* REQUIRED WORK: Go through the data line by line. Copy each one holding the string "rectangle".

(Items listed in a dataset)
______________________________

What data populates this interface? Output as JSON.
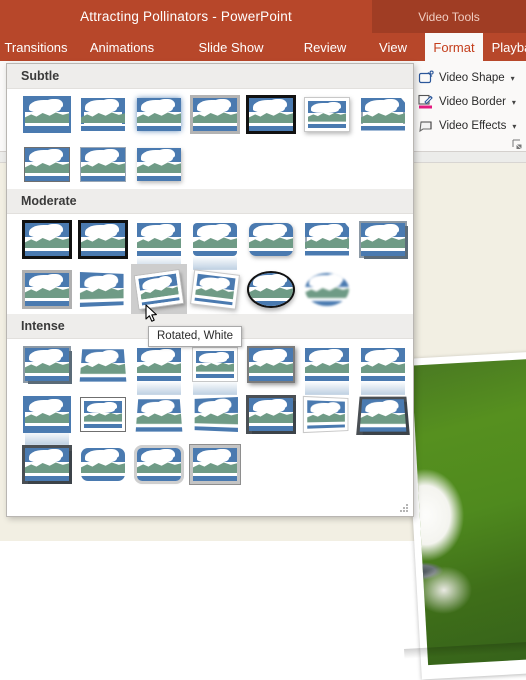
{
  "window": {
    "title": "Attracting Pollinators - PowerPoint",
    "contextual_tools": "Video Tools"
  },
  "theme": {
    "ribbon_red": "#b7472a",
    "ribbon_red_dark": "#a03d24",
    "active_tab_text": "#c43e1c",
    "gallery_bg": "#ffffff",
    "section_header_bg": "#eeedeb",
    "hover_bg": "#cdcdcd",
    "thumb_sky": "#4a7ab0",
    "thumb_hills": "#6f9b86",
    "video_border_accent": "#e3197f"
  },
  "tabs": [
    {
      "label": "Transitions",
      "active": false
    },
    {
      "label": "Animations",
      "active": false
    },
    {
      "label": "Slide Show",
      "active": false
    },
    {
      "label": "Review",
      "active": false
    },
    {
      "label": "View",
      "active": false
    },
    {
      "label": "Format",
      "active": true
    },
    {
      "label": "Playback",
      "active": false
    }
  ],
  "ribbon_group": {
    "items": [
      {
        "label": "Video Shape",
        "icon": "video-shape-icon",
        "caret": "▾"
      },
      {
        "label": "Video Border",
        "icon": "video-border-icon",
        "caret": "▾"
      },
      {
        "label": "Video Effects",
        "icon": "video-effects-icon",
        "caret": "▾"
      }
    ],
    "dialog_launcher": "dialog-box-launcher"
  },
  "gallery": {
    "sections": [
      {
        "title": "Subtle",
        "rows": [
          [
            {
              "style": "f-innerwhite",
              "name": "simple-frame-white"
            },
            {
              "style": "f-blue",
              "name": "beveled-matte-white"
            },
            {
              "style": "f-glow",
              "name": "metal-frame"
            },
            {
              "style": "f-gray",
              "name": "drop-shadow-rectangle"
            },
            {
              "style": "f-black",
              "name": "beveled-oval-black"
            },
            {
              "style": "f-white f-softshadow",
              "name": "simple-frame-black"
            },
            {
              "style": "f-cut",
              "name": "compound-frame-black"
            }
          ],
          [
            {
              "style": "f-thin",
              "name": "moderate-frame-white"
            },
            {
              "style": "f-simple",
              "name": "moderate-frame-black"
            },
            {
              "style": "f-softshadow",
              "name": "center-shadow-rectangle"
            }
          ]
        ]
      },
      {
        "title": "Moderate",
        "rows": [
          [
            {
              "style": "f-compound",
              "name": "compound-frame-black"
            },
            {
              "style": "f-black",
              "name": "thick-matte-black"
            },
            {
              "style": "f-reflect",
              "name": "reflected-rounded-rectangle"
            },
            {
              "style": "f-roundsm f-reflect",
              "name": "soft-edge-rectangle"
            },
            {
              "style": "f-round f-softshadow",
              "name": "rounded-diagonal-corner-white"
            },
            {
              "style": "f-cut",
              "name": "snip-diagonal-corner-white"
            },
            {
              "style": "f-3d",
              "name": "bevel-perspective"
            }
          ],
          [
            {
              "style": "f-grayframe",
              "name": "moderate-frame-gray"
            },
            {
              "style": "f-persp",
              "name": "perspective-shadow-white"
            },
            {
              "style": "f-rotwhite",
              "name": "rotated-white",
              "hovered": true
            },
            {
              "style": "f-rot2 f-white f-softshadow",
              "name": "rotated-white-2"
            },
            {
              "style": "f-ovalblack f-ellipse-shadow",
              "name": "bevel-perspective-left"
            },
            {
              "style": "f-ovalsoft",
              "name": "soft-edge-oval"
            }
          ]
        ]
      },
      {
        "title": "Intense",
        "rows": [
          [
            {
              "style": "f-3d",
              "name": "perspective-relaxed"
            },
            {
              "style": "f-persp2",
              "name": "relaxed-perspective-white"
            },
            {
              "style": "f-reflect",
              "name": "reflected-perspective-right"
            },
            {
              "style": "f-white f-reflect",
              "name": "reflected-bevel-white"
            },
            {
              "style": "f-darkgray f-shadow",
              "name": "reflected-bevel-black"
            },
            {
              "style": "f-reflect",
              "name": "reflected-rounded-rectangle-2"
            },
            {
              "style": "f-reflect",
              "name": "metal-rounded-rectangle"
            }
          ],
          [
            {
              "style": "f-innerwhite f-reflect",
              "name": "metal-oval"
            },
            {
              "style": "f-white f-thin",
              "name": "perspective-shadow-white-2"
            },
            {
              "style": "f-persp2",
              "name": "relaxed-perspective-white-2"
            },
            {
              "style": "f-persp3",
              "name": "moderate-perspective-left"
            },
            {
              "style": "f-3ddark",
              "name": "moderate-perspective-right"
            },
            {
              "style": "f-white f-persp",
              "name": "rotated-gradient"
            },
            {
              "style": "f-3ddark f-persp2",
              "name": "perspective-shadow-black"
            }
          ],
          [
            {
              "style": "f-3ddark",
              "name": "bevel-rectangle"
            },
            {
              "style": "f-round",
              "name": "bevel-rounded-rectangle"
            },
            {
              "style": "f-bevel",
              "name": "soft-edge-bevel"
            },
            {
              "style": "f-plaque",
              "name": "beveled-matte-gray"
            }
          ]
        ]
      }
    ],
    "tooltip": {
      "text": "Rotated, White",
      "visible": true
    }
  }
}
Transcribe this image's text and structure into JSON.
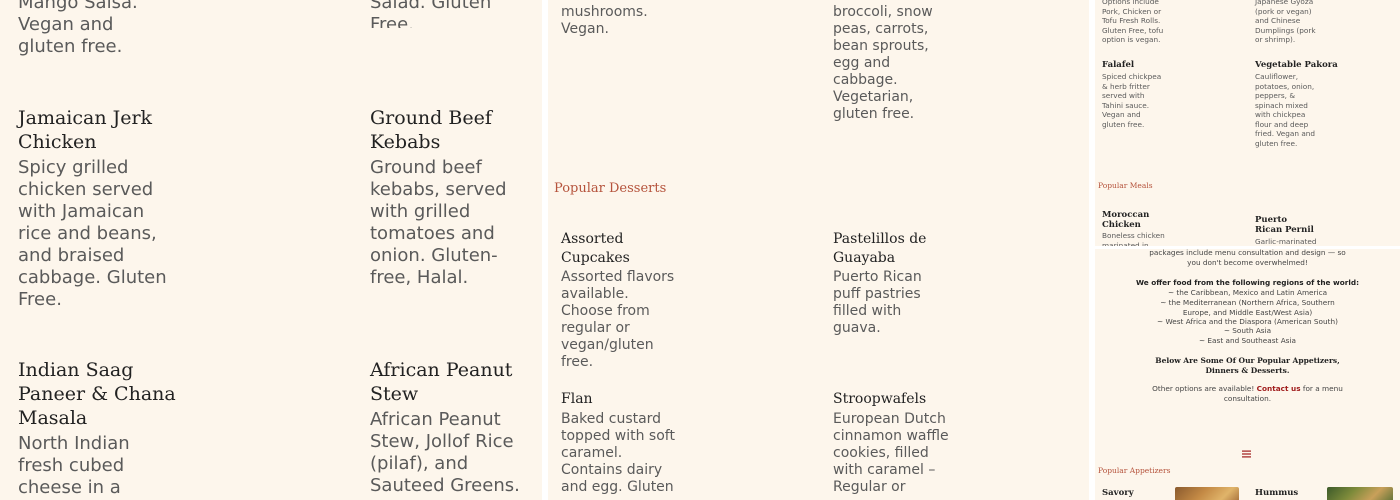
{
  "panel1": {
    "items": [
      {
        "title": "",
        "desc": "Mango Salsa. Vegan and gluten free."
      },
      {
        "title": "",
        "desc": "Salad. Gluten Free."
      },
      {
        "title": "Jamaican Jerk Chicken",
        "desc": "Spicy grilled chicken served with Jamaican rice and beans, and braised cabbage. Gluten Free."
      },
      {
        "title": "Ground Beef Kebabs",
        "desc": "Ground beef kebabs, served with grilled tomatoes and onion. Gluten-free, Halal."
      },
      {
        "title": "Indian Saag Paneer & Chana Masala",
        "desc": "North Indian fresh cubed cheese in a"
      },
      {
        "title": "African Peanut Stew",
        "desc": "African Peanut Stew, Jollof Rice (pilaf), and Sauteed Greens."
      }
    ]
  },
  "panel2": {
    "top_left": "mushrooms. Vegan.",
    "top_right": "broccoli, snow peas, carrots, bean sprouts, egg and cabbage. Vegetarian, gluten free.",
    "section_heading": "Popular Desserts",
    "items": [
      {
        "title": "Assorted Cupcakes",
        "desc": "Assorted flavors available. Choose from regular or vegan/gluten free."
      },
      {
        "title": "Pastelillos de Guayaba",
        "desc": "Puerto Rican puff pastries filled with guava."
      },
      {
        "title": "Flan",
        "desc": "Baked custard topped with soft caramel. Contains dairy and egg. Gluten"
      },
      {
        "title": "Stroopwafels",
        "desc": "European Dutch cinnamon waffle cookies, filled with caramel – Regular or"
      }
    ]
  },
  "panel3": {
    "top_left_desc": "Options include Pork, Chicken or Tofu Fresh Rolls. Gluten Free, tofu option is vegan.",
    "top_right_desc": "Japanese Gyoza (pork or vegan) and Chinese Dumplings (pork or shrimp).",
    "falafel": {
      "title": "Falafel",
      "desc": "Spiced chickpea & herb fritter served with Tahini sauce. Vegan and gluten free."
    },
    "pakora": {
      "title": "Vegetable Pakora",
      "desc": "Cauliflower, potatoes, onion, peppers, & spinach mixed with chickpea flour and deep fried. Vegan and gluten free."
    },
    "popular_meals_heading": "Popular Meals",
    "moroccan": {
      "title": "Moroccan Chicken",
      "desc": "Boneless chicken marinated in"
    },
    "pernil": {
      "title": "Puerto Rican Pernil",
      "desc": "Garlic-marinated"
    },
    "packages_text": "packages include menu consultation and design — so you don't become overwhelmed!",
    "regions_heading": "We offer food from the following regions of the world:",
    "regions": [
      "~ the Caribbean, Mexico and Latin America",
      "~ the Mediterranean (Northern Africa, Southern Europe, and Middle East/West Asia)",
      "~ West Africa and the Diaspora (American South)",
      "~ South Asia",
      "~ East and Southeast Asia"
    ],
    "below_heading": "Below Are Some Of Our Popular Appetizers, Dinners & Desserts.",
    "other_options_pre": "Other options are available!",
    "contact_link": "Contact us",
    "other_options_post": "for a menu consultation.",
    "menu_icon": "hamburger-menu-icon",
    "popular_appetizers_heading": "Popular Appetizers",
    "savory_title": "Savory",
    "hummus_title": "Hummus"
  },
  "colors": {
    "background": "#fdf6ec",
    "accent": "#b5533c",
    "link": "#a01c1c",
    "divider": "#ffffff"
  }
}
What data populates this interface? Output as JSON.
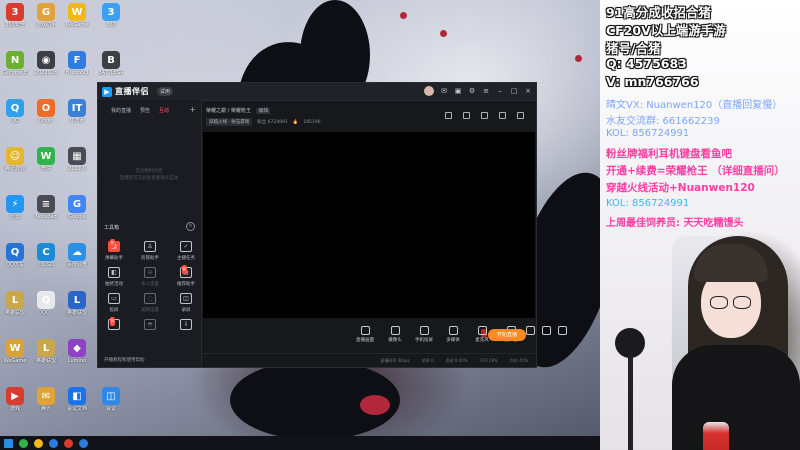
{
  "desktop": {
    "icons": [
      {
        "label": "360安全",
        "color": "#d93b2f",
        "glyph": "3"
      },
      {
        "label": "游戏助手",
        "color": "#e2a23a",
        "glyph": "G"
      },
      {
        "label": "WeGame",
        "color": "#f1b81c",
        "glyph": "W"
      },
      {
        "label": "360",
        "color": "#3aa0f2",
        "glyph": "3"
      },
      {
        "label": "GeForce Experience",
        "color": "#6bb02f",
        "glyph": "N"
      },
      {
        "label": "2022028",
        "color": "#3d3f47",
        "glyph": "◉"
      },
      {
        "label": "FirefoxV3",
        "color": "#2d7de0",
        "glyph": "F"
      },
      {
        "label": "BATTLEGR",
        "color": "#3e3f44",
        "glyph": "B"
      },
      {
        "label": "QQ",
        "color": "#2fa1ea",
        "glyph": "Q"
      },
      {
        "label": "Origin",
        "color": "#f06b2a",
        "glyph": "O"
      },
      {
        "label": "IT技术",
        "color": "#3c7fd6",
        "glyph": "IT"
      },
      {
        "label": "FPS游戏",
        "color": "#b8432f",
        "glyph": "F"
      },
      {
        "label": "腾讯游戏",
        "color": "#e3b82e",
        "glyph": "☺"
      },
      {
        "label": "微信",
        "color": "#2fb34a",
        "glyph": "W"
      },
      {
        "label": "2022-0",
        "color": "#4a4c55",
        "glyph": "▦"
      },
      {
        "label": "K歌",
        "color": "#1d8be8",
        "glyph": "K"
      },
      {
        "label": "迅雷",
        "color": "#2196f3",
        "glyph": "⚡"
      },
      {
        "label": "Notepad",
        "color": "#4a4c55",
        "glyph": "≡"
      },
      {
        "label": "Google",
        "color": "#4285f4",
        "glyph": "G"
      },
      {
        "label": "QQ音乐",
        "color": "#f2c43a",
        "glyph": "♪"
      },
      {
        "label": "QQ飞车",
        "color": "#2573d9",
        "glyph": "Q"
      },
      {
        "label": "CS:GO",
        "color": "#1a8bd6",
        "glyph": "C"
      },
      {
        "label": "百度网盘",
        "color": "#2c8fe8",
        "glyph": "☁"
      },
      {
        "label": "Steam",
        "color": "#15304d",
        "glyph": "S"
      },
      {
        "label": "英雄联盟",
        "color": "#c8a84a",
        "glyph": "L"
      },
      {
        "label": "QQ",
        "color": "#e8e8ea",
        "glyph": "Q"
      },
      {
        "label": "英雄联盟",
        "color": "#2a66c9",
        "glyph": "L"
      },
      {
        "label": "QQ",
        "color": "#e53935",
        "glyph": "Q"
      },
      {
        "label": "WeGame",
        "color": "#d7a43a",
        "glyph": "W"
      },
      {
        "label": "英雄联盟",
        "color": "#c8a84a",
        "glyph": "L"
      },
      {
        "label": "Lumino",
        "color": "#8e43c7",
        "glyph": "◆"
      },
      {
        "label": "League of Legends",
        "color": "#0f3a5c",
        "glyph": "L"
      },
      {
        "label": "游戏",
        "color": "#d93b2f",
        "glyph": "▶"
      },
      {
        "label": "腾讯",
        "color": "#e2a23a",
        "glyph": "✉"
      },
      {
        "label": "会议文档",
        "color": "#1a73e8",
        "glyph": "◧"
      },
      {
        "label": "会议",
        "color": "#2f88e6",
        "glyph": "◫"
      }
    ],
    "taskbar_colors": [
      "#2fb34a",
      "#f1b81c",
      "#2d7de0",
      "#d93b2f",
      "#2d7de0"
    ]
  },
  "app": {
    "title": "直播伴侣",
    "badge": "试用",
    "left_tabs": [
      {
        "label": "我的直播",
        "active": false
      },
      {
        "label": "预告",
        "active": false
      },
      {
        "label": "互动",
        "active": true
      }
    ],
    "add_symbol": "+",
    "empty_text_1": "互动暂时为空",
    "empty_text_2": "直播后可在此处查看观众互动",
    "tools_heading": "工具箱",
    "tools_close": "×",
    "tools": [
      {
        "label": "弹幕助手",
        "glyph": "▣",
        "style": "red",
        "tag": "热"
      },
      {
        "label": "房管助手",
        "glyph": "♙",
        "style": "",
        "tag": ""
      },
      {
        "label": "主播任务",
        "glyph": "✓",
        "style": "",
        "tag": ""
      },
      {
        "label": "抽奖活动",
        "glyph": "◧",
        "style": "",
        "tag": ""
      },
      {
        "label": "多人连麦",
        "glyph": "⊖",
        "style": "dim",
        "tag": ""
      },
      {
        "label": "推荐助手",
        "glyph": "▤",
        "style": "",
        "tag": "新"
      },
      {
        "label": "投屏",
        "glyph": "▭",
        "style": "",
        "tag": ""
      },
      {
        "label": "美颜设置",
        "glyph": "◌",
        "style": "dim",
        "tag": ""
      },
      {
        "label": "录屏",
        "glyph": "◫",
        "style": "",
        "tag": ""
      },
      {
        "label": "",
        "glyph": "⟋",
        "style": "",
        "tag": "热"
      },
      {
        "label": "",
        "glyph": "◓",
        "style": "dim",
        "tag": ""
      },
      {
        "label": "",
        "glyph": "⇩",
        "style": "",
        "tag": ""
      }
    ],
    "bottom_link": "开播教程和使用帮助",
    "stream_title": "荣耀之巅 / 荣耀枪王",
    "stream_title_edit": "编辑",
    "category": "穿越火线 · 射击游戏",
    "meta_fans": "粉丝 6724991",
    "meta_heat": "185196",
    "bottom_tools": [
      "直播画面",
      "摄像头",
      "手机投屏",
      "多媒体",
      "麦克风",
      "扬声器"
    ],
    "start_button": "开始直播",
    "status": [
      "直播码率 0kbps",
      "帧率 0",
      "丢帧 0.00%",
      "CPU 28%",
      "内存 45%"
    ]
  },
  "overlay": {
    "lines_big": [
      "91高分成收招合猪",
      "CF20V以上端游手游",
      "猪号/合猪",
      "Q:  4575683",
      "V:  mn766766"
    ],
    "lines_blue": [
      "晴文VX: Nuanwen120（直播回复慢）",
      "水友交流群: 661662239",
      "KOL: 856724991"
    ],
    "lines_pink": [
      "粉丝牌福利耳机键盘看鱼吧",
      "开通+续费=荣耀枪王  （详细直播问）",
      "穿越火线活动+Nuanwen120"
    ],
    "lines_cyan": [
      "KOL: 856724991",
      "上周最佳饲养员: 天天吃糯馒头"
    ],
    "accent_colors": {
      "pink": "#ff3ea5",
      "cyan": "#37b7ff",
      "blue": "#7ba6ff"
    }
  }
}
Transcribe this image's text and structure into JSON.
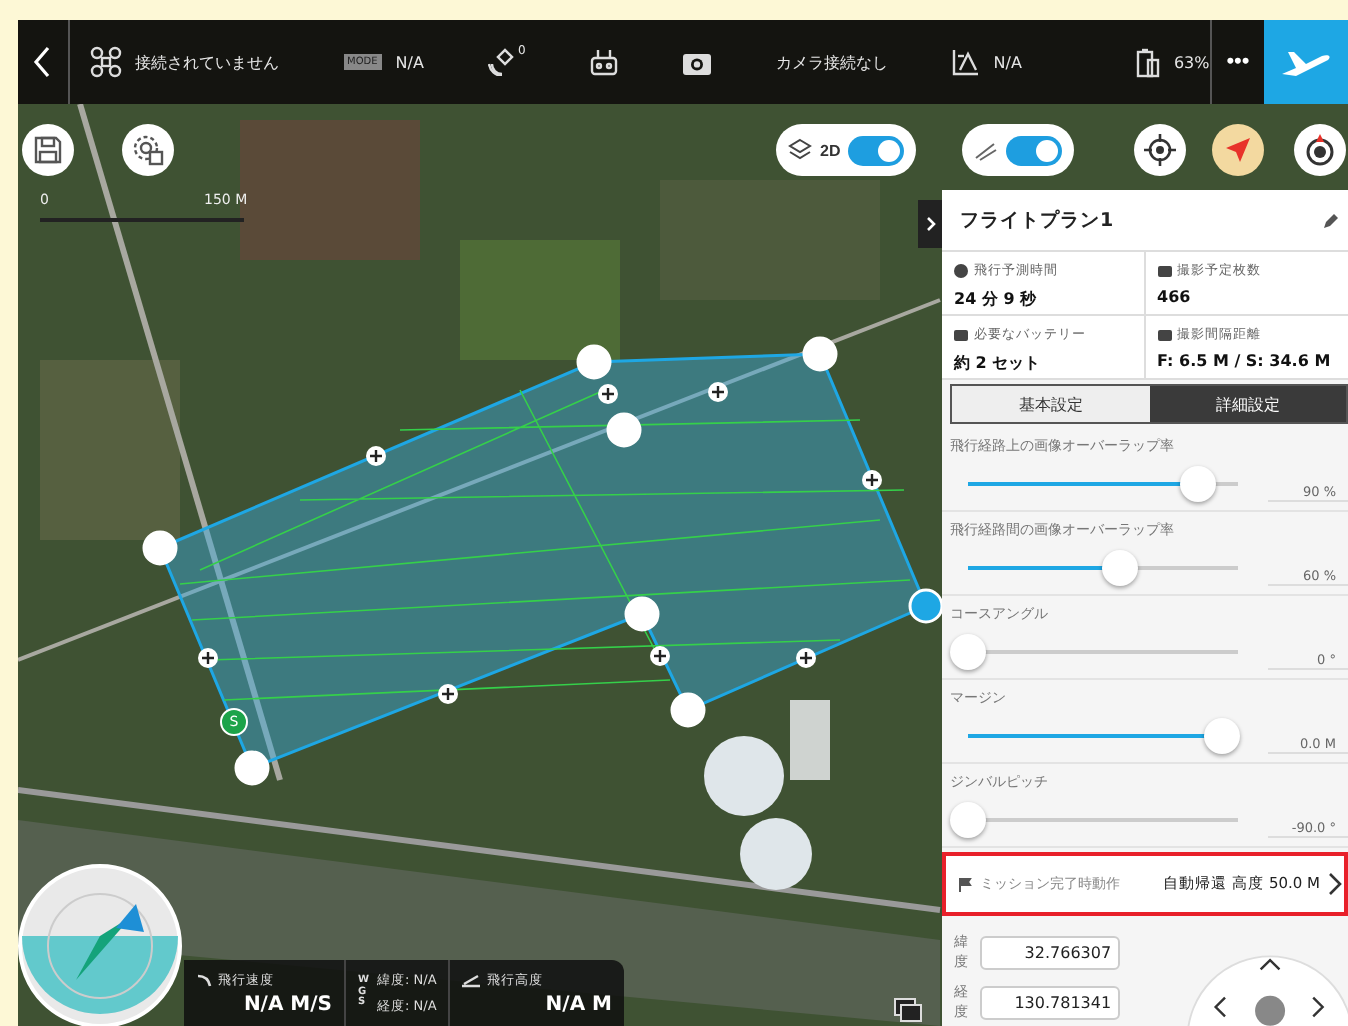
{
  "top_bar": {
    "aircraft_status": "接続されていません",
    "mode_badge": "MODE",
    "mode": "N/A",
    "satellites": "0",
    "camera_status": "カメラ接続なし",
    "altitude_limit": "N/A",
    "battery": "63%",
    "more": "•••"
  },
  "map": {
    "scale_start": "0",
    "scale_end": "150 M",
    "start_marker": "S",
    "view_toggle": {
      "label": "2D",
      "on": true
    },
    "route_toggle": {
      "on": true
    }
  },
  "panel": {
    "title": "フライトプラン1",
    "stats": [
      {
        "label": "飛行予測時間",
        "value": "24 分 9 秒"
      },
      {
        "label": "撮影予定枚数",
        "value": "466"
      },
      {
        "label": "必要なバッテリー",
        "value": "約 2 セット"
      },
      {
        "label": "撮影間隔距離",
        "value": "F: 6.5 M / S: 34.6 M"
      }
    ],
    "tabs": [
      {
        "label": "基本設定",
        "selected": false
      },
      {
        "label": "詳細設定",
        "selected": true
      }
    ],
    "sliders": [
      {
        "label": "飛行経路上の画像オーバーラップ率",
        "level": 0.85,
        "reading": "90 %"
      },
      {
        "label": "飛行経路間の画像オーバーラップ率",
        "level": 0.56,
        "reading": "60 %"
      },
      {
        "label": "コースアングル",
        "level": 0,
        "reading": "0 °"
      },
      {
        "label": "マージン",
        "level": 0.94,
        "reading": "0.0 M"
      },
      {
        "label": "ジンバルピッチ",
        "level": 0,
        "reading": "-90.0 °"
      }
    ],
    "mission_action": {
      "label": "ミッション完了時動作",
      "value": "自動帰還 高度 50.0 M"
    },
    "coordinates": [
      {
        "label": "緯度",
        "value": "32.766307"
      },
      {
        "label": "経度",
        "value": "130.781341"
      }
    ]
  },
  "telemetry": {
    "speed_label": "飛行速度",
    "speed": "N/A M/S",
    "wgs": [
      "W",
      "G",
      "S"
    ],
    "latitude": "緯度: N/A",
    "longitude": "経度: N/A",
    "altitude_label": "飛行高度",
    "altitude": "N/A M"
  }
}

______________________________

* SOLUTION TO THE EXERCISE:
              "name": "drop-shadow-rectangle"
              "name": "center-shadow-rectangle"
              "name": "reflected-rounded-rectangle"
              "name": "soft-edge-rectangle"
              "name": "reflected-rounded-rectangle-2"
              "name": "metal-rounded-rectangle"
              "name": "bevel-rectangle"
              "name": "bevel-rounded-rectangle"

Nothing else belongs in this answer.